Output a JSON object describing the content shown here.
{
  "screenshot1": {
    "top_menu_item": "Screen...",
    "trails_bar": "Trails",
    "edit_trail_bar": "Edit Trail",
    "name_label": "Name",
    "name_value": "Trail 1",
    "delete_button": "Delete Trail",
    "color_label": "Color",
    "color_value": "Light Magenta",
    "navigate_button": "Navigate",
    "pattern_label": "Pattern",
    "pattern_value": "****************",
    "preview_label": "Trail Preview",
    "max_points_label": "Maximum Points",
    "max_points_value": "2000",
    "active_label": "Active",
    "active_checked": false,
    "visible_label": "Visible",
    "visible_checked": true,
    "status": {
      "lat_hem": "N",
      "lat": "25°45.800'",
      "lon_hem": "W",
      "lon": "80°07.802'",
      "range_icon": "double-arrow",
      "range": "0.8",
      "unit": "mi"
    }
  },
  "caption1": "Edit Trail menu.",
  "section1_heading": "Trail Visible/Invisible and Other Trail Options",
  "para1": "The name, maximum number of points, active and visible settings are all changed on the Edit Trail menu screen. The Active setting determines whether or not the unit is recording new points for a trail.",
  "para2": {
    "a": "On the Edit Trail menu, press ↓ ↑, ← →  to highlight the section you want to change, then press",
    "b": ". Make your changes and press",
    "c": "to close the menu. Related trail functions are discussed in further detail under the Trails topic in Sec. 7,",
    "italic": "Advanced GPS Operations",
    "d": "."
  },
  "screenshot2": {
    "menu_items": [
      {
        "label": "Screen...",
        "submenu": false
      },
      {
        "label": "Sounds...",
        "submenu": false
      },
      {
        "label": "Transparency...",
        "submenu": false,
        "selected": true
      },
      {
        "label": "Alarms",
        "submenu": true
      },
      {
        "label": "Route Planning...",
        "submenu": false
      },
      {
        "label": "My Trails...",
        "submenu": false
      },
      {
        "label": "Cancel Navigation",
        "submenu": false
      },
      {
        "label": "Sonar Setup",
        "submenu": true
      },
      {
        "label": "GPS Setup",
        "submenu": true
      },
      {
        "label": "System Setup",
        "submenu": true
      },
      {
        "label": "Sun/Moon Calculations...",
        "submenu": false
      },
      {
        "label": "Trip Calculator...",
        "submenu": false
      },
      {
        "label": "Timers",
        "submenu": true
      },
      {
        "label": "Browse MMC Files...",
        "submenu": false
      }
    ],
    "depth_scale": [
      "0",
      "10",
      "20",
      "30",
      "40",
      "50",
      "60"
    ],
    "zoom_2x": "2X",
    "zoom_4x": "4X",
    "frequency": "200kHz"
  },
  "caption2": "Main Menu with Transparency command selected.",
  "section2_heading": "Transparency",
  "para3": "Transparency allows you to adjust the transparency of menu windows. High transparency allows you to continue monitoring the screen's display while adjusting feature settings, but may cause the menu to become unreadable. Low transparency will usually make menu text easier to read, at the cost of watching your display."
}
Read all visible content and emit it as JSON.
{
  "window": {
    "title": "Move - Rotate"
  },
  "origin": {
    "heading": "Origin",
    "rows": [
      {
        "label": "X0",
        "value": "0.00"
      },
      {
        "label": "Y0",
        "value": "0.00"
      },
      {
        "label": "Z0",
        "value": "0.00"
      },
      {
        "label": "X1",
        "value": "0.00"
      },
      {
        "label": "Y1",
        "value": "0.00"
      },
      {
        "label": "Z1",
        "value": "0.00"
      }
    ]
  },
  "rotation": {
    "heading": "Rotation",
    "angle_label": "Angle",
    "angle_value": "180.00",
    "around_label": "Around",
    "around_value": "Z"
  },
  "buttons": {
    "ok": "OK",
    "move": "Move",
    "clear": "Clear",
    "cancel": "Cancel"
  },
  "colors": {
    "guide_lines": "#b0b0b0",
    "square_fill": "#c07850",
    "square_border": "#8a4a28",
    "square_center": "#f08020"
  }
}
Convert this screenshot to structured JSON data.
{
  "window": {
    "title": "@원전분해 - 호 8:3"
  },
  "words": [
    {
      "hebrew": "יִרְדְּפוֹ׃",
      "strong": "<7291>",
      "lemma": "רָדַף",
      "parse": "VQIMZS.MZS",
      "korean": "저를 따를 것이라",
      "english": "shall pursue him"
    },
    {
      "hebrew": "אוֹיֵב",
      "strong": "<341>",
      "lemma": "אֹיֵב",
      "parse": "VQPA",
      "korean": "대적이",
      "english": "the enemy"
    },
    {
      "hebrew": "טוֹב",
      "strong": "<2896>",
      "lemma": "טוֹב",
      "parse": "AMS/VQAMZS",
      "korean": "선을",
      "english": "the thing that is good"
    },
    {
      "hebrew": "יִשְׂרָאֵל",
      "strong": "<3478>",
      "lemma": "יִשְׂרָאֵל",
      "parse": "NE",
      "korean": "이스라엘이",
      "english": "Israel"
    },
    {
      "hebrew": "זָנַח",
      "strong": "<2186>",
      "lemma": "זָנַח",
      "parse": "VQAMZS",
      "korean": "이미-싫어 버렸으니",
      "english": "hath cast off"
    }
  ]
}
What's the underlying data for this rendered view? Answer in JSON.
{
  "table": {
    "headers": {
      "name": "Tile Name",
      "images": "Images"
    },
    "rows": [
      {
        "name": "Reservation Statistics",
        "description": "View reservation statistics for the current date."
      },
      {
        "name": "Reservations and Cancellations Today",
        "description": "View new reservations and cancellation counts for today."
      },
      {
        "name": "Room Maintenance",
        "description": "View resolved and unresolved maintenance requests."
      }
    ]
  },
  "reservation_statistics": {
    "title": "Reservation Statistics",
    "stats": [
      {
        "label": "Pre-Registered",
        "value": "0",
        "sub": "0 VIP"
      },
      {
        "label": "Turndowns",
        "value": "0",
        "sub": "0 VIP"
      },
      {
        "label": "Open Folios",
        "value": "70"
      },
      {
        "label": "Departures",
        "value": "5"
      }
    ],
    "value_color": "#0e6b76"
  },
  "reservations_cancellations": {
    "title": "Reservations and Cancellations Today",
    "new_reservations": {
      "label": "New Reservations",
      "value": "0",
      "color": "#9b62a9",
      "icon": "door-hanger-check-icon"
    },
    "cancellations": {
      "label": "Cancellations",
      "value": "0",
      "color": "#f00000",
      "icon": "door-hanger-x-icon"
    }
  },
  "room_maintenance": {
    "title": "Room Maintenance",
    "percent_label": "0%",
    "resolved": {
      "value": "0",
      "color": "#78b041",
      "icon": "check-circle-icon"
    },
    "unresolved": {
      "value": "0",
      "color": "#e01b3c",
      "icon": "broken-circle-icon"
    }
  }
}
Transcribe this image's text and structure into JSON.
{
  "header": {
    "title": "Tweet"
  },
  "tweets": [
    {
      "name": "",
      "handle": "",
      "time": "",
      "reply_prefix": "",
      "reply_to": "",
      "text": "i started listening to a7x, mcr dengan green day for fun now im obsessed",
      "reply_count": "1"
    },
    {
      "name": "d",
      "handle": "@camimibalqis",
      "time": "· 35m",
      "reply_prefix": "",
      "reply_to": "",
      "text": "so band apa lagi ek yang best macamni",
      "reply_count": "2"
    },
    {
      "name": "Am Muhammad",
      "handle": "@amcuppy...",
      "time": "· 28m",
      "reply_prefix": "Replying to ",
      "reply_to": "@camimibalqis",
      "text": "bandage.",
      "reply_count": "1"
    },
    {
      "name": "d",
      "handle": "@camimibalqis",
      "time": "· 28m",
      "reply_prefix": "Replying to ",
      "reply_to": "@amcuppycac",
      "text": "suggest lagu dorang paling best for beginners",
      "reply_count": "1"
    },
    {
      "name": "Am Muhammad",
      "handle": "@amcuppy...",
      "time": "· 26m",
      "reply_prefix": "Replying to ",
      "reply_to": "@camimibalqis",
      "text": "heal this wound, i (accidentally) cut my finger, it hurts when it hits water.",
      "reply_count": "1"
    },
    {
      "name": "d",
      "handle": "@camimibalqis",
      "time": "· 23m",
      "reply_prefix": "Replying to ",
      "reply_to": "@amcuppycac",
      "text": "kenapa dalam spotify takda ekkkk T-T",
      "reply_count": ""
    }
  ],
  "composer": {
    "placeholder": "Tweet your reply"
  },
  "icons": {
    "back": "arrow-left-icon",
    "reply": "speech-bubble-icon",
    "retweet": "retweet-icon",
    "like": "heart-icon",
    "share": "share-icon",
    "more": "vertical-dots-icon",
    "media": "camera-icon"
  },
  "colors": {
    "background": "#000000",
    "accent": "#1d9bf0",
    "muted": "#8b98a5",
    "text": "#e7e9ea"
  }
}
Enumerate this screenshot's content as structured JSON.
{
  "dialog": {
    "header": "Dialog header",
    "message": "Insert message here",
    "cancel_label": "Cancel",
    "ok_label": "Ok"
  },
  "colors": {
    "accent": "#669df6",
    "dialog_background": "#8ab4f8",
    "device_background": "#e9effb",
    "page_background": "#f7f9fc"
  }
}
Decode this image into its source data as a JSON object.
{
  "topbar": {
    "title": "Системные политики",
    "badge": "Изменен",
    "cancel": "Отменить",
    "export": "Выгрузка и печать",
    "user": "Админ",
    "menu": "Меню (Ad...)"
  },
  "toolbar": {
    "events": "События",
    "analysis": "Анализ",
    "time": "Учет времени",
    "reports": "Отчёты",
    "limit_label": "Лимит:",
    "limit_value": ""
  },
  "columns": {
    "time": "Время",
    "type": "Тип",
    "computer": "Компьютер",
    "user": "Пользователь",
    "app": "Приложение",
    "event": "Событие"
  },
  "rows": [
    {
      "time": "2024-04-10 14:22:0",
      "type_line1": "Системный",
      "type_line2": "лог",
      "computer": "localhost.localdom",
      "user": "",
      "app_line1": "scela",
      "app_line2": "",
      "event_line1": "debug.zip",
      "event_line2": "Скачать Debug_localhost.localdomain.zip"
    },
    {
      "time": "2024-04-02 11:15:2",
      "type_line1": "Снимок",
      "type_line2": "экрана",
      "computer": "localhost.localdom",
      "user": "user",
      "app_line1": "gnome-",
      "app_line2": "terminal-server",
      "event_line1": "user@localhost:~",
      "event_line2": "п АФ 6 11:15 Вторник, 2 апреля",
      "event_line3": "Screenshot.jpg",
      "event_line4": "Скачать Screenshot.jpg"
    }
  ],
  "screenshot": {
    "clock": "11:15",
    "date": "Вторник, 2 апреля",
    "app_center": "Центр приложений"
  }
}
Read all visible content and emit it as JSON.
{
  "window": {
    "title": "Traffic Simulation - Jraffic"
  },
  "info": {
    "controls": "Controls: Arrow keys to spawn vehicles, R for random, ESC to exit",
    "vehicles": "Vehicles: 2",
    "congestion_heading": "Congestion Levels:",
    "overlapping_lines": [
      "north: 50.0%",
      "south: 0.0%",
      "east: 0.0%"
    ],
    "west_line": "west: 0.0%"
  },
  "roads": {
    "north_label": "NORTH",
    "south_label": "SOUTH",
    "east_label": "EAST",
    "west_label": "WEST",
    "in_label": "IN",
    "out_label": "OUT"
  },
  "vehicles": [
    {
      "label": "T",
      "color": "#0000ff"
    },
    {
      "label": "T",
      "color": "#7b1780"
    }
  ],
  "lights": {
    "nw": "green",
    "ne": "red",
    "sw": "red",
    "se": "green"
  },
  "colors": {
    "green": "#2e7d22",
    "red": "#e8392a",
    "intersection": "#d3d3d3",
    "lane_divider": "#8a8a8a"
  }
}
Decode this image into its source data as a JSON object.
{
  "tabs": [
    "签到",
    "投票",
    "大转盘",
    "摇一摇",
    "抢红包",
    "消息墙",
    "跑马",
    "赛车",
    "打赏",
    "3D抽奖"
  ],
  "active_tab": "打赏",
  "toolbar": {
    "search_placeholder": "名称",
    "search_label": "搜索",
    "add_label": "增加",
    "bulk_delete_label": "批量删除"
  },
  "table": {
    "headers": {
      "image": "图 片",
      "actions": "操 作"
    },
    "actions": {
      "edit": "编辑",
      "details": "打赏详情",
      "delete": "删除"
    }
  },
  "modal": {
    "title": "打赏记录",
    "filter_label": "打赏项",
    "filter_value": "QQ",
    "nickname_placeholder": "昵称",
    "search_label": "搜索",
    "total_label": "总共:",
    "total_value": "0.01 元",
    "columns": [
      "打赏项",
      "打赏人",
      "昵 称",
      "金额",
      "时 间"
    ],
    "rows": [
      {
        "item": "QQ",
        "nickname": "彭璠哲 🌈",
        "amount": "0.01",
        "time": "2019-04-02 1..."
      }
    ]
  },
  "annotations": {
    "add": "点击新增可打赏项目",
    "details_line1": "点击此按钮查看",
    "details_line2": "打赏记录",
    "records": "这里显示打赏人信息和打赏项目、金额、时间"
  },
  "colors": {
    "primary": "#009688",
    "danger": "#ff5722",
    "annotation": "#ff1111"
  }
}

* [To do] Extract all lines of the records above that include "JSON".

* [Exercise output]
Output a JSON object describing the content shown here.
Read all visible content and emit it as JSON.
Convert this screenshot to structured JSON data.
What's the underlying data for this rendered view? Answer in JSON.
Transcribe this image's text and structure into JSON.
Enumerate this screenshot's content as structured JSON.
Decode this image into its source data as a JSON object.
Read all visible content and emit it as JSON.
Decode this image into its source data as a JSON object.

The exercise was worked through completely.